### What the task asks
Report the number of lines in these entries that contain "KingAurthurxX". Write only the number.

(Dataset rows describing interfaces)
■ ■ ■ ■ ■
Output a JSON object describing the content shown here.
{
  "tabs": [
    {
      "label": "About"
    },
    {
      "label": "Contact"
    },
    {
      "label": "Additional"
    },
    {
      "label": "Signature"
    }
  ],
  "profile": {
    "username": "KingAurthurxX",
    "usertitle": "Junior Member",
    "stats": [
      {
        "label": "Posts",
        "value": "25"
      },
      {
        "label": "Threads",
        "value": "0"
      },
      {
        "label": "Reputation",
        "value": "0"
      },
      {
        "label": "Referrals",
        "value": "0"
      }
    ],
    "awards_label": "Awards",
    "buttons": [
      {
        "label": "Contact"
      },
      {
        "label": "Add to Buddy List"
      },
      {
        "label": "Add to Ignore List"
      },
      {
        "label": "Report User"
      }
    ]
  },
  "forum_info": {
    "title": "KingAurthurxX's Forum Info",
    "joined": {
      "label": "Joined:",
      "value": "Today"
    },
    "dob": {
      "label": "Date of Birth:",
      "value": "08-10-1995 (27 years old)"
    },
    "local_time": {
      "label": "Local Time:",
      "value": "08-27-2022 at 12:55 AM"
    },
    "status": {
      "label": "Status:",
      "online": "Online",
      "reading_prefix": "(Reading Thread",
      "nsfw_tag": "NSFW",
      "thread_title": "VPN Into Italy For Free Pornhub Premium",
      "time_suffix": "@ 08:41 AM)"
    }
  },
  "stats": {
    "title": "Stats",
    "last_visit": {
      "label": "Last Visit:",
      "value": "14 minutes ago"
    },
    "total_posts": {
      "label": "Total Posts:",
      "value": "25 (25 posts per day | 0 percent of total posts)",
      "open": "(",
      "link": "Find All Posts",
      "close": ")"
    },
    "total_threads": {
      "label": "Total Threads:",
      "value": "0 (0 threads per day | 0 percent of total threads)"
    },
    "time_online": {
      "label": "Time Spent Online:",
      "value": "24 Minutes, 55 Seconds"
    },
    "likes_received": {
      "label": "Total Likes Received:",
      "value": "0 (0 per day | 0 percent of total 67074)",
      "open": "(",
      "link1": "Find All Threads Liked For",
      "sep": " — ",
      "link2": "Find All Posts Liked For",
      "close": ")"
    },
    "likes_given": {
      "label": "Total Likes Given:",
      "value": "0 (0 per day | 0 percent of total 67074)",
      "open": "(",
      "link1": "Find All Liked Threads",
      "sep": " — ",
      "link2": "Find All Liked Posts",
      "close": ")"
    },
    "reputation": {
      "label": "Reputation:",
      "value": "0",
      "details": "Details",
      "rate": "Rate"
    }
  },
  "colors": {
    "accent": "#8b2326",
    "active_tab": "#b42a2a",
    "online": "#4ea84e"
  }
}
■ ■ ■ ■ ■
### Reply to the exercise
2